EXERCISE BRIEF » The exercise asks you to copy every line below in which "cloud" appears.

STORED DATA »

»»

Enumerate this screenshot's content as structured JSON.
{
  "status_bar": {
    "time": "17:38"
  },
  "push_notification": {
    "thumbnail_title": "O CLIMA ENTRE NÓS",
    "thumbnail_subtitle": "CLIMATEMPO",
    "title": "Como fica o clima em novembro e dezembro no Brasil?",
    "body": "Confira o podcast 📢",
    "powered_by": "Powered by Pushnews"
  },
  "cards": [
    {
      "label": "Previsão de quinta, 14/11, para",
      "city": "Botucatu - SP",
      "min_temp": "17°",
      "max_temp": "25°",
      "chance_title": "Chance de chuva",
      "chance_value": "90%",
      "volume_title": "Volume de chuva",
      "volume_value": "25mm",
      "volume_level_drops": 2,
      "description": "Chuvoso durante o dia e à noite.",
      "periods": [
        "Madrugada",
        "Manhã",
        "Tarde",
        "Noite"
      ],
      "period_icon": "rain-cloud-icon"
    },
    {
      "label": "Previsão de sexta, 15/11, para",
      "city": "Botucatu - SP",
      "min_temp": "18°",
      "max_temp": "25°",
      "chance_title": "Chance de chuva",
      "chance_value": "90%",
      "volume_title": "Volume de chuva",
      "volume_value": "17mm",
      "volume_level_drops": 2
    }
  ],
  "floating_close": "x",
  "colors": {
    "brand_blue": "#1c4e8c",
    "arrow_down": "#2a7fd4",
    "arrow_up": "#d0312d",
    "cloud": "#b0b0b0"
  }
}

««

EXERCISE OUTPUT »
      "period_icon": "rain-cloud-icon"
    "cloud": "#b0b0b0"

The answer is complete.